Isaiah sings the Song of the Suffering Servant; the words have hard edges and the melody is wrenching. It is an intimate Song, and that’s where the pain of Divine rejection is sharply revealed. Good Friday is one of the most powerful days of the year for us as believers. God goes to the mat for us in ways that defy our expectations, yet expand our hope. Still. It is a somber experience of walking, sitting, kneeling, and falling heavily beside this mysterious, beloved God. Jesus takes us from a warm family meal, laced with laughter, gratitude, and deeply personal revelation, to the tree-sheltered garden, which overlooks the city. A garden that has been a refuge for Jesus in the past, for John tells us that his betrayer knew the place.
The readings for today all point to the violation of personal space. This is also often the case for our work with God’s marginalized children at Catholic Charities. What space remains safe? Human beings seek shelter. Living as an unsheltered individual or as a working parent who sees the effects of poverty for her children, leaves our people vulnerable, pressed by the challenges of their circumstances. Is any place safe? Even – as in Northern Nevada this winter – the harsh weather has become a foe penetrating and compromising fragile shelter.

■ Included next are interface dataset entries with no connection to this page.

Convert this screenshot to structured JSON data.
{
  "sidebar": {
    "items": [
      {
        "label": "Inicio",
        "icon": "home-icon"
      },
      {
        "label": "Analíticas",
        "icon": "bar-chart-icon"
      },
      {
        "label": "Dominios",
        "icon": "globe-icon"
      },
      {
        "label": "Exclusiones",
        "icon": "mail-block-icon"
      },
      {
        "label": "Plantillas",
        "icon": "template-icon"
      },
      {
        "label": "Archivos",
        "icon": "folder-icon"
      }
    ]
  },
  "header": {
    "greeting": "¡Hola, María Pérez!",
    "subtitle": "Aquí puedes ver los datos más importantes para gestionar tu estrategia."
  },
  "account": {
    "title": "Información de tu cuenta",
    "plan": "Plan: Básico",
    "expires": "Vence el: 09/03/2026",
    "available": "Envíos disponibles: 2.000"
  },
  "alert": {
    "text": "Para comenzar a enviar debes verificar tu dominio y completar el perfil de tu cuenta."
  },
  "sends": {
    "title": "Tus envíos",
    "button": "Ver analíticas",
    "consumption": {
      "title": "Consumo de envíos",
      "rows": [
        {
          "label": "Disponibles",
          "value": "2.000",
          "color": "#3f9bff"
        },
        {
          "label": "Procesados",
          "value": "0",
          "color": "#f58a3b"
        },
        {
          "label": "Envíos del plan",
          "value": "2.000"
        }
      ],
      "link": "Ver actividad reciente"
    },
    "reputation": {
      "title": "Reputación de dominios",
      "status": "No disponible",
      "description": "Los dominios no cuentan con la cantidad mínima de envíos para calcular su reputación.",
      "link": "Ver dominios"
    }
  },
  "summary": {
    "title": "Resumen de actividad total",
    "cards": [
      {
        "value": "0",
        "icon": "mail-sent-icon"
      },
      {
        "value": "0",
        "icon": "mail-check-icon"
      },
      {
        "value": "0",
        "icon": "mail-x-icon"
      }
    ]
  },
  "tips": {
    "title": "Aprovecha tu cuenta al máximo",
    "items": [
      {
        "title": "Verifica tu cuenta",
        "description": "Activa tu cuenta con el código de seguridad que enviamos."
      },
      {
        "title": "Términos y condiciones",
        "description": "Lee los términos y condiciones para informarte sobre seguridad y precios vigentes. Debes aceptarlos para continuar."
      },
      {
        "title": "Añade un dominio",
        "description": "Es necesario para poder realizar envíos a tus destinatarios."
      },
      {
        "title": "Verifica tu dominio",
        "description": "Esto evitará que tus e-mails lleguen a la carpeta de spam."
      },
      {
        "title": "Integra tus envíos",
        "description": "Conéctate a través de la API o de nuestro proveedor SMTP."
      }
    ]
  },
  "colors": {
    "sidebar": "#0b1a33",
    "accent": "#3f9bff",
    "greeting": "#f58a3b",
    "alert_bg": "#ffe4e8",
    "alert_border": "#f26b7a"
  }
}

Yet, the second reading reminds us that “we do not have a high priest who is unable to sympathize.” I have felt deep gratitude for this truth over my lifetime. My ministry to the People of God in parish and diocesan leadership roles has often left me feeling bound before the authority figures with Jesus, in an effort to heed the still, small voice of Spirit in the call to serve. We undoubtedly feel the limits of our ability to respond freely to the needs of our clients, our sisters and brothers, as we face societal laws which often actively hinder mercy.
Ultimately, we believe the promise that the suffering we witness or experience as we stand beneath the cross, is not the last word. Jesus gifts us to one another as he struggles to articulate what is most important: Behold your mother, Behold your son. Subtle as a breeze, we hear the words of Isaiah’s song again…”because of his affliction, he will see the light of days…” and hope swells our hearts as we head into the Triduum.
Monique Jacobs serves joyfully as Director of Mission and Identity. After 40+ years in active professional ministry, Monique has made a home at Catholic Charities of Northern Nevada. She writes, teaches, gives retreats, supports seekers through spiritual direction, and offers weekly spiritual conversations through her YouTube channel, Finding God in All Things.